By James “Skyy Dobro” Walker
“Name McKinley Morganfield, nickname Muddy Water, Stovall’s famous guitar picker,” Muddy clearly said in his first ever recording session, August 1941. McKinley “Muddy Water” Morganfield, of course, is the most famous Blues musician ever, the father of modern Chicago Blues, and the only household Blues name – along with B.B. King. Note that “Water” is singular, and the beauty here is that one can hear him say it for himself / herself.
Wikipedia reports: “In the summer of 1941, Alan Lomax went to Stovall Plantation, Mississippi [looking for Robert johnson – by then deceased], on behalf of the Library of Congress, to record various Country Blues musicians [including Morganfield]. Lomax came back in July 1942 to record Muddy again. Both sessions were eventually released as Down On Stovall’s Plantation on the Testament label. The complete recordings were re-issued on CD as Muddy Waters: The Complete Plantation Recordings. The historic 1941-42 Library of Congress field recordings by Chess Records in 1993, and re-mastered in 1997.”
I own the 1993 CD release, and the opening quote in this article is heard in the sixth track, “Interview #3 – previously unissued.” Used copies of this CD with its landmark recordings can be found on Amazon.com for as little as $3.25, plus shipping and handling. It is a complete knockout to hear not only his 1941 voice but also the first song he ever recorded!
Morganfield’s grandmother Della, who raised him after his mother Berta was swept away by flood waters, nicknamed him “Muddy.” According to author Robert Gordon in 2002’s book Can’t Be Satisfied: The Life and Times of Muddy Waters, Della “renamed him Muddy…” when McKinley “took to playing in the dangerous waters that were everywhere around Jug’s Corner….”
Muddy started playing music on harmonica, but by age 17 he switched to guitar and played at house parties. His style was influenced by earlier recording artists Son House and Robert Johnson. At some point, once he was becoming established in the community as a good musician, his friends added the name “Water” to his nickname and performing name, and as one can hear, he called himself “Muddy Water.”

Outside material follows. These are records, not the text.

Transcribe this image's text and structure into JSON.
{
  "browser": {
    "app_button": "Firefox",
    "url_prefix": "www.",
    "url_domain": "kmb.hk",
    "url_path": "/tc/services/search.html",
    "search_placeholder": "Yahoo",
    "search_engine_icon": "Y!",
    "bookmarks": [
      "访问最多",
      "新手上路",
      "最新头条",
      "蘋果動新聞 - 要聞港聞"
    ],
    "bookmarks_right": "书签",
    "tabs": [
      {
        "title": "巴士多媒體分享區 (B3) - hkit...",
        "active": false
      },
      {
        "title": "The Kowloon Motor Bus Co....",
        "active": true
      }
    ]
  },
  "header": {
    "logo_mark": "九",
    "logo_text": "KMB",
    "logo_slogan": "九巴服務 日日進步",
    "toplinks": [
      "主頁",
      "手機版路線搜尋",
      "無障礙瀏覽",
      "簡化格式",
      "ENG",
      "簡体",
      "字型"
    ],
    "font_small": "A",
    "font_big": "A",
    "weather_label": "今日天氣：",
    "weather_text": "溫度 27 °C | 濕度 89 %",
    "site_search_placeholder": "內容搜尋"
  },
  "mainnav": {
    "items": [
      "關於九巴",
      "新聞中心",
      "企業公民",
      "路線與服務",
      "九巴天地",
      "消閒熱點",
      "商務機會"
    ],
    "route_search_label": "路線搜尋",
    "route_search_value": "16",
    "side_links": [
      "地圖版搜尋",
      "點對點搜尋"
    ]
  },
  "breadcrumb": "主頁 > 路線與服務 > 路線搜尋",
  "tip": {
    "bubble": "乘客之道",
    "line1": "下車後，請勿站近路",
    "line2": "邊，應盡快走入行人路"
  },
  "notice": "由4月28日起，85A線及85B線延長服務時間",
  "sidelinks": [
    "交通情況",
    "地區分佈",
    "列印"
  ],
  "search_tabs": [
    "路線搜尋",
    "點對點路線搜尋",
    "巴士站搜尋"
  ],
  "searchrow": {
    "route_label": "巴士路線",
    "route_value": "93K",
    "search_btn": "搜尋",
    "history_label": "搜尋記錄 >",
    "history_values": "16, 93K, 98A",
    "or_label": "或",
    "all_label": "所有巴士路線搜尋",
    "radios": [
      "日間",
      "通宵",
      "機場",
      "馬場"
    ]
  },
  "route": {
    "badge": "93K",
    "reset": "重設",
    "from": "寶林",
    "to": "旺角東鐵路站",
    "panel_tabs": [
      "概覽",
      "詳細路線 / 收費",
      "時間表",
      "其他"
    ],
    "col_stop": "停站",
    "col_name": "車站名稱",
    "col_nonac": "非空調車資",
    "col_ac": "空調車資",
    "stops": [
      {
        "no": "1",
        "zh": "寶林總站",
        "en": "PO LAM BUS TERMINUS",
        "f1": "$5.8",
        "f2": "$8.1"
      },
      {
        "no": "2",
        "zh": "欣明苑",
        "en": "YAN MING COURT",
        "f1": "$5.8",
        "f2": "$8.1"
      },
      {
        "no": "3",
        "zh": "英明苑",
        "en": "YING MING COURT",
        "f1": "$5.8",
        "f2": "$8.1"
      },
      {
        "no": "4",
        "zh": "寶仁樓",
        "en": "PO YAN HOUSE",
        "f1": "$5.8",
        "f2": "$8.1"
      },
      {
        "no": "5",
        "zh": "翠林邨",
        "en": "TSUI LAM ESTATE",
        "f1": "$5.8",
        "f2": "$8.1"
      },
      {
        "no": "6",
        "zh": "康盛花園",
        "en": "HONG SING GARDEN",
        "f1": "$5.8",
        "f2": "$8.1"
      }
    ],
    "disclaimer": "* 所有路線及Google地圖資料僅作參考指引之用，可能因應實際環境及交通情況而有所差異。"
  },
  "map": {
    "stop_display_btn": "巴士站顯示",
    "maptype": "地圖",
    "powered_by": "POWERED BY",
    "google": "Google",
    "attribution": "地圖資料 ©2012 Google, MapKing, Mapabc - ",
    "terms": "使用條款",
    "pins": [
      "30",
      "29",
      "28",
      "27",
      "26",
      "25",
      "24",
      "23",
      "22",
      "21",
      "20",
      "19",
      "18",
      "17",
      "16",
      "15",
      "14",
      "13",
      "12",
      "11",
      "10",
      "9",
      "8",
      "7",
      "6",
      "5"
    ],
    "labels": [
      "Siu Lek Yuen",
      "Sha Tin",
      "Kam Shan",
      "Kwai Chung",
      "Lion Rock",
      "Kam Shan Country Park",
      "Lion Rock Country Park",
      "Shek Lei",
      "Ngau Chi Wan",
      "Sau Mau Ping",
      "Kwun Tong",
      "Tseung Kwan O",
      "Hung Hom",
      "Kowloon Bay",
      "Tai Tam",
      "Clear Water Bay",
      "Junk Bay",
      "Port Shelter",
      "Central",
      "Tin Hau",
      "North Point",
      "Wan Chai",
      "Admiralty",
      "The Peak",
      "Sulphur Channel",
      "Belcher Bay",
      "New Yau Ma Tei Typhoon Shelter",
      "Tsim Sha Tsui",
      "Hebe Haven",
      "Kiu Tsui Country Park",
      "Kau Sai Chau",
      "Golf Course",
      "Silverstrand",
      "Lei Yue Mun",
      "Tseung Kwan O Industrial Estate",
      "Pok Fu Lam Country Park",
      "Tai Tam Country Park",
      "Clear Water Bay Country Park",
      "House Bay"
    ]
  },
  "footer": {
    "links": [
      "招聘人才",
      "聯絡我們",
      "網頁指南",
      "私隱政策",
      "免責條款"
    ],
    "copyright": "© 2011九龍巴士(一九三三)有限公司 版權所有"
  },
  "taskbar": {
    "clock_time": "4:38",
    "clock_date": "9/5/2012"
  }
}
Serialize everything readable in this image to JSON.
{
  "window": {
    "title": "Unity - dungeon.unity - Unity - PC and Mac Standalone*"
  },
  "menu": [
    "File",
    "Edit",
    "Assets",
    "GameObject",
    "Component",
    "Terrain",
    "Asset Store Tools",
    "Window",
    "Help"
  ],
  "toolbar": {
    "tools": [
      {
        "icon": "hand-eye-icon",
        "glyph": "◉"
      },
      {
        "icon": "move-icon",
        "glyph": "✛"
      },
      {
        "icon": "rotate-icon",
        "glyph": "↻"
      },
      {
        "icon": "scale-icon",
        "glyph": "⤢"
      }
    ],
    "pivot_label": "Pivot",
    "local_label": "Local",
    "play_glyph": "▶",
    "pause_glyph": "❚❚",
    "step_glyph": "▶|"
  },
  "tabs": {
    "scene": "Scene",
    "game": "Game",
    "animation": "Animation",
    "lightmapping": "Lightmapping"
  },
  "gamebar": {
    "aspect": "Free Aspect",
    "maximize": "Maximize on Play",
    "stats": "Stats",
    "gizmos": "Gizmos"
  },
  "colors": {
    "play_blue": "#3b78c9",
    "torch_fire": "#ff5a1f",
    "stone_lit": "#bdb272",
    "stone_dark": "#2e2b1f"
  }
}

So, how and when did the “s” get added to Water? The surprising answer is found in a book titled, Lost Delta Found – Rediscovering the Fisk University – Library of Congress Coahoma County Study, 1941-1942 by John W. Work, Lewis Wade Jones, and Samuel C. Adams, Jr. The editors are Robert Gordon and Bruce Nemerov. The editors first point out further proof of the singular “Water” in a footnote on page 51. It’s in the form of handwriting by Work on a 1943 photograph of Muddy and his mentor Son Sims, “The photo of Muddy and Son Sims is labeled in John Work’s hand, ‘Muddy Water.’” The photograph is shown with labeling on page 119.
It seems a clerical error by Alan Lomax himself added the “s” to “Water.” Again quoting from the page 51 footnote: “Lomax refers to Morganfield as ‘Muddy Waters’ (and repeatedly misspells ‘Sims’ as ‘Simms’). The first published misidentification occurs in Lomax’s liner notes that accompany the 1942 Library of Congress album Afro-American Blues and Game Songs.”
By the time Muddy was in Chicago, it seems he went with the flow and accepted his third nickname to be the euphonious appellation by which he is known to recorded history, “Muddy Waters.”